Join us on your lunch break at Virtual 4TH SPACE over six days in July to hear from Concordia students and professors as they discuss their research on sustainability in general and the climate emergency in particular.
Originally scheduled as part of the now postponed cross-disciplinary conference Sustainability and the Climate Crisis, each of these six talks will highlight the varied research Concordians are currently undertaking to tackle the unfolding environmental emergency.
Privately Owned Public Space (POPS) is generally defined as the private provision of public spaces –parks, atriums, arcades, plazas –which emerge out of negotiations between a City and developer, and usually involves a profitable trade-off. In Montreal, negotiations like these usually manifest themselves when a private party seeks approval to deviate from the City’s master zoning plan, e.g. higher density, which then allows the City to review in greater depth the project and make special requests or suggestions before approval. A mechanism initially proposed in New York in the 1960s, incentive zoning was the response to a need for more public spaces in the dense urban centre; POPS policies have grown to be a highly valued mechanism that incentivizes developers to provide public amenities within their privately owned and operated development. There is concern however as to whether the private provision of public goods allows for sustained generalized access and/or public benefit. Yet, little has been examined to date with respect to this issue in Montreal.

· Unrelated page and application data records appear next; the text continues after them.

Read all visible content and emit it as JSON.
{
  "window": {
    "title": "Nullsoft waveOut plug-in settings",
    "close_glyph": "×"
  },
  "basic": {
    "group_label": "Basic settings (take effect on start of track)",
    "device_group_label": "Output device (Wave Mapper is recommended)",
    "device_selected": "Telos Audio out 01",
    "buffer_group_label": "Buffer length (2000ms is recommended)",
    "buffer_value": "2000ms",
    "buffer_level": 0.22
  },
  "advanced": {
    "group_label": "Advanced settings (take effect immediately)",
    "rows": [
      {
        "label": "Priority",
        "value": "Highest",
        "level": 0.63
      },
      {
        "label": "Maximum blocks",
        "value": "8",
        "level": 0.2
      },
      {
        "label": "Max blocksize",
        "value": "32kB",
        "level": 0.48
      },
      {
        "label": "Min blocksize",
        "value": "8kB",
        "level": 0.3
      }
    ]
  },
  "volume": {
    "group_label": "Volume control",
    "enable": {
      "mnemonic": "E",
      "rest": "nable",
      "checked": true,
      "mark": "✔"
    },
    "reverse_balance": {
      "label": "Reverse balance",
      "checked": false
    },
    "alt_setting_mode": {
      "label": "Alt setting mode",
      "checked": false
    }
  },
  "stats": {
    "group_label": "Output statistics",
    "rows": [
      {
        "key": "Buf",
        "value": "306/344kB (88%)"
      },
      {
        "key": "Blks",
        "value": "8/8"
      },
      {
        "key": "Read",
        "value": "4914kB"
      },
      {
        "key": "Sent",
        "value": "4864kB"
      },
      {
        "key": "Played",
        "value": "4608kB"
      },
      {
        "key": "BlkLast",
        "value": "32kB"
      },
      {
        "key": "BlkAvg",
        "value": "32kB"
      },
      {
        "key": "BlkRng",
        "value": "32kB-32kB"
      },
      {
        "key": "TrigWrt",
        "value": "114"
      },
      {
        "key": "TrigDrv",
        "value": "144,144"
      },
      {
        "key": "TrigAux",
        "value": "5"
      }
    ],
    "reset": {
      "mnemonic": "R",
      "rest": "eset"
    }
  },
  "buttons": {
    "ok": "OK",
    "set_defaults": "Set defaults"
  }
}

Thus, this study has the aim to better understand whether or not incentive zoning can lead to the provision of quality public amenities in Montreal. The first objective was to analyse the evolution of the legislation governing urban development to identify key mechanisms that allow these negotiations to occur in the first place. Then I looked at specific sites that could be classified as POPS in Montreal; the development agreements for these sites were examined and, where appropriate, I conducted site observations. Lastly, I interviewed key informants to better understand the process during these negotiations. Through this triangulation of methods I illustrate that in Montreal, although city officials have negotiated with private entities for many decades, the City falls short of capitalizing on the potential to require the private sector to provide more public amenities, such as green spaces that could aid in reducing negative environmental consequences of high density urban centres. The scattered nature of Montreal’s legal mechanisms is a primary cause of this loss of potential, as well as causing increased concern about whether equitable access to these spaces can be sustained over time or not. This study attempts to open a discussion on POPS in Montreal and to call for a deeper understanding in order to establish a proper guide for quality POPS in the Montreal context towards a more socially and environmentally sustainable urban future.
Zeynab Yousefzadeh: Using life cycle assessment to identify opportunities for improving the environmental performance in emerging technologies: The case of thermal sprayed coating system for water distribution pipes freeze protection.